Culinary options multiply when individuals and families are open to trying different foods and recipes. There are many protein sources individuals can consider, and pork ranks highly among them. Pork is consumed worldwide and, when enjoyed in moderation, can be part of a healthy diet.
According to WebMD, ground, cooked pork comes in at roughly 297 calories for a 3.4-ounce serving. One such serving of pork offers 25.7 grams of protein and is richer in thiamine than other red meats like beef and lamb. Thiamine is a B vitamin that is vital to a range of bodily needs. Selenium found in pork is essential for thyroid function.
Pork is considered a "red" meat. Don't let pork's lighter coloring fool you into thinking it is closer to poultry products. Despite that classification, today's pork has about 16 percent less fat and 27 percent less saturated fat compared to the pork of 30 years ago, according to the National Pork Board. In addition, thanks to changes in feeding practices and quality control, pig-borne trichinosis, which was once behind the well-done cooking recommendations regarding pork, has dropped to relatively nil. That means diners may be able to enjoy pork at slightly pinker temperatures than once believed. However, an internal temperature of at least 145 degrees for whole pork and 160 degrees for ground pork is recommended, according to Healthline.
Pork is quite versatile, as evidenced by its availability in many different forms. It's amazing to think that breakfast bacon and pulled pork enjoyed at dinner is from the same animal.
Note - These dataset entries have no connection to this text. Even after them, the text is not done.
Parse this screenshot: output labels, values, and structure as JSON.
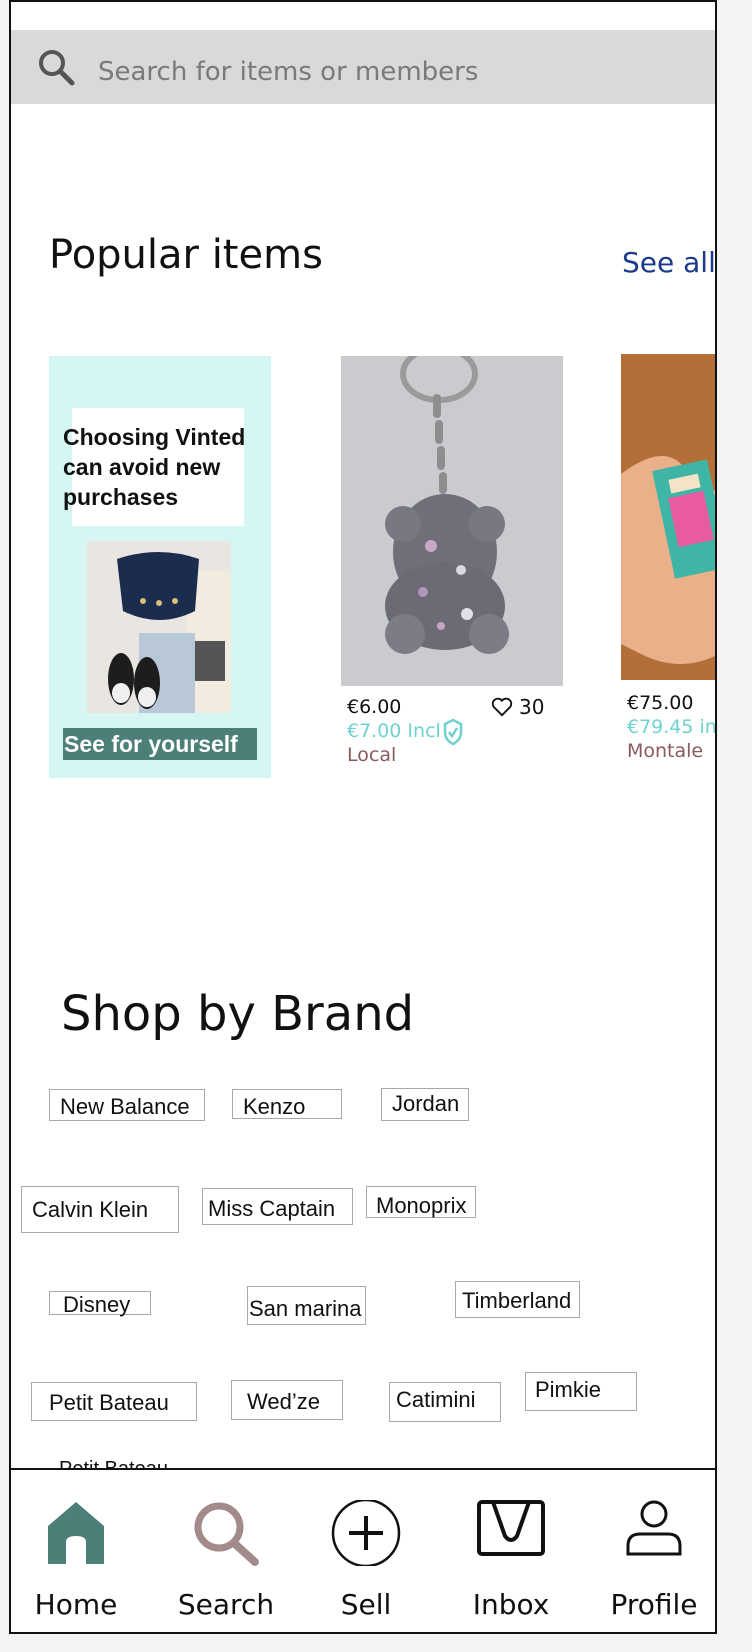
{
  "search": {
    "placeholder": "Search for items or members"
  },
  "popular": {
    "title": "Popular items",
    "see_all": "See all",
    "promo": {
      "text": "Choosing Vinted can avoid new purchases",
      "cta": "See for yourself"
    },
    "items": [
      {
        "price": "€6.00",
        "price_incl": "€7.00 Incl",
        "location": "Local",
        "likes": "30"
      },
      {
        "price": "€75.00",
        "price_incl": "€79.45 in",
        "location": "Montale"
      }
    ]
  },
  "brands": {
    "title": "Shop by Brand",
    "chips": [
      "New Balance",
      "Kenzo",
      "Jordan",
      "Calvin Klein",
      "Miss Captain",
      "Monoprix",
      "Disney",
      "San marina",
      "Timberland",
      "Petit Bateau",
      "Wed’ze",
      "Catimini",
      "Pimkie"
    ]
  },
  "tabbar": {
    "items": [
      {
        "label": "Home",
        "icon": "home-icon",
        "active": true
      },
      {
        "label": "Search",
        "icon": "search-icon"
      },
      {
        "label": "Sell",
        "icon": "plus-circle-icon"
      },
      {
        "label": "Inbox",
        "icon": "inbox-icon"
      },
      {
        "label": "Profile",
        "icon": "profile-icon"
      }
    ]
  },
  "colors": {
    "accent": "#4d7f79",
    "promo_bg": "#d6f6f4",
    "link": "#1b3a8a",
    "price_incl": "#6fd2d0",
    "location": "#8a5a5a"
  }
}
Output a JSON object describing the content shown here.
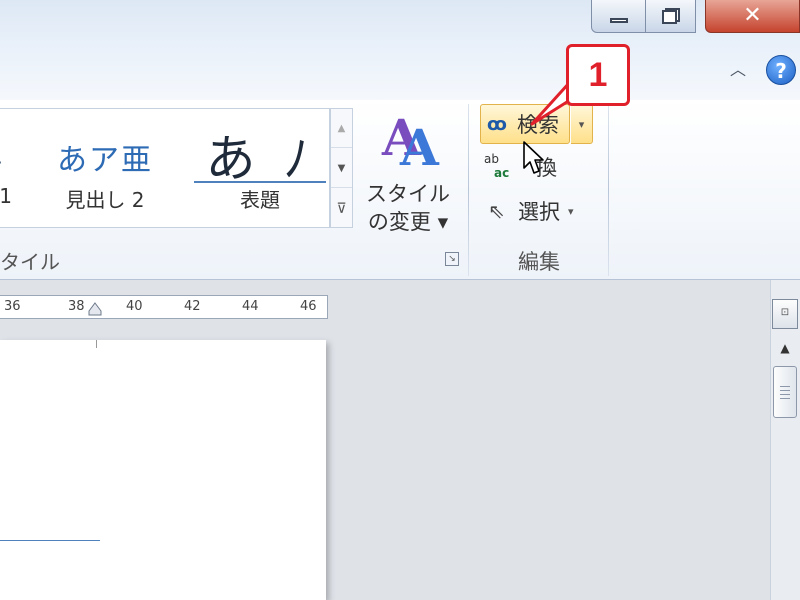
{
  "styles_group": {
    "items": [
      {
        "sample": "亜",
        "label": "1"
      },
      {
        "sample": "あア亜",
        "label": "見出し 2"
      },
      {
        "sample": "あ ﾉ",
        "label": "表題"
      }
    ],
    "change_style_label": "スタイルの変更",
    "group_label": "タイル"
  },
  "edit_group": {
    "find_label": "検索",
    "replace_label": "換",
    "replace_icon_top": "ab",
    "replace_icon_bottom": "ac",
    "select_label": "選択",
    "group_label": "編集"
  },
  "callout": {
    "number": "1"
  },
  "ruler": {
    "ticks": [
      "36",
      "38",
      "40",
      "42",
      "44",
      "46"
    ]
  },
  "help_label": "?",
  "colors": {
    "accent": "#e0202a",
    "find_highlight": "#ffe08a",
    "heading_blue": "#2e6bb5"
  },
  "icons": [
    "minimize-icon",
    "restore-icon",
    "close-icon",
    "collapse-ribbon-icon",
    "help-icon",
    "change-styles-icon",
    "launcher-icon",
    "binoculars-icon",
    "replace-icon",
    "select-arrow-icon",
    "mouse-cursor-icon",
    "scroll-up-icon"
  ]
}
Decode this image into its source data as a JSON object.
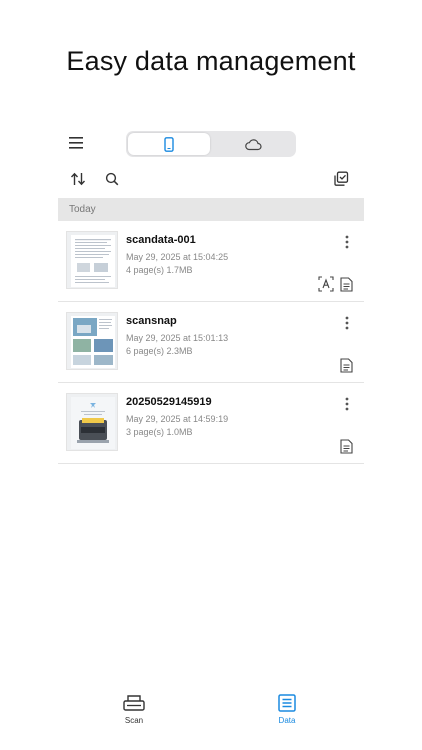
{
  "headline": "Easy data management",
  "toolbar": {
    "segments": [
      {
        "icon": "phone-icon",
        "active": true
      },
      {
        "icon": "cloud-icon",
        "active": false
      }
    ]
  },
  "section": {
    "header": "Today"
  },
  "items": [
    {
      "title": "scandata-001",
      "date": "May 29, 2025 at 15:04:25",
      "size": "4 page(s) 1.7MB",
      "badges": [
        "ocr-text-icon",
        "document-icon"
      ]
    },
    {
      "title": "scansnap",
      "date": "May 29, 2025 at 15:01:13",
      "size": "6 page(s) 2.3MB",
      "badges": [
        "document-icon"
      ]
    },
    {
      "title": "20250529145919",
      "date": "May 29, 2025 at 14:59:19",
      "size": "3 page(s) 1.0MB",
      "badges": [
        "document-icon"
      ]
    }
  ],
  "tabbar": {
    "scan_label": "Scan",
    "data_label": "Data"
  },
  "colors": {
    "accent": "#1a8ae0",
    "section_bg": "#e6e6e6",
    "segment_bg": "#e6e6e8"
  }
}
Pork also shines in lunch meats and specialty cured products like salami and prosciutto. In fact, a typical charcuterie board features a variety of pork products.
With that in mind, when curating food options for your own charcuterie platter, consider these ideal pork and cheese pairings that will delight guests, courtesy of the National Pork Board.
Prosciutto with parmesan.
Aged country ham with sharp cheddar.
Salami with gouda.
Pepperoni with aged goat's milk.
Guanciale with asiago.
Pâté with gruyere.
Mortadella with Swiss.
Pork rinds with queso fresco.
Chopped bacon in cream cheese or neufchâtel also can make a tasty spread for charcuterie crackers or crostini.
Pork is a versatile meat with plenty of flavor and nutrition. It can be worked into weekly meal plans in many different ways.
Don't discount soyfoods
When visiting a modern grocery store, consumers may recognize that their options are seemingly unlimited. Those options abound whether you typically visit a large chain grocery store with 20-plus aisles and expansive specialty sections or you tend to go to smaller stores that emphasize organics and other health foods.
Regardless of where consumers buy their food, soyfoods are one option they're likely to encounter. Many people have undoubtedly encountered soyfoods, even if they didn't realize it. For example, edamame is a commonly used soyfood that's found in various recipes. In addition, a trip to the dairy aisle of a favored grocery store will likely lead to an encounter with soymilk. Given the ubiquitous nature of soyfoods, consumers may want to learn the basics of this widely available option.
What are soyfoods?
The United Soybean BoardTM notes that the term "soyfoods" refers to a broad category of soybean products that are consumed by humans. Foods that are in the category of soyfoods include tempeh, tofu, miso, soy milk, and soy-based meat alternatives.
How common are soyfoods?
Soyfoods are more common than consumers may realize. In fact, the Kansas Soybean Commission notes that individuals likely have soyfood products in their pantries even if they aren't aware of that. Protein shakes and baking flour are two examples of foods that include soy ingredients.
How healthy are soyfoods?
First and foremost, anyone considering adding more soyfoods to their diets is urged to speak with a physician before doing so, as any dietary changes, however insignificant they may seem, are best adopted under the supervision of a physician. Physicians also can discuss the latest research into various types of foods, including soyfoods, with their patients.
In regard to the nutritional value of soyfoods, the Harvard T.H. Chan School of Public Health notes that there is debate regarding soyfoods. The school notes that nutritional scientists often tout the significant health benefits of soyfoods, but also points out that some research has indicated soy can have negative effects in certain situations. That's led to some hesitancy regarding whether or not to recommend soyfoods without qualification. This debate underscores the need for people to discuss soyfoods with their physicians prior to altering their diets.
Soyfoods are considered rich in B vitamins, fiber, potassium, magnesium, and high-quality protein. However, the Chan School of Public Health notes that soy also can have estrogenic properties, which can affect hormone levels in the body. Since no two people are the same, the effects of soyfoods on the body figure to be different among individuals as well. Research studying the effects of soyfoods on human health is ongoing, which is another reason why it's so important to discuss soyfoods without a physician before changing a diet.
Soyfoods are available at many different grocery stores. Such foods are worthy of consideration and discussion with a qualified health care professional.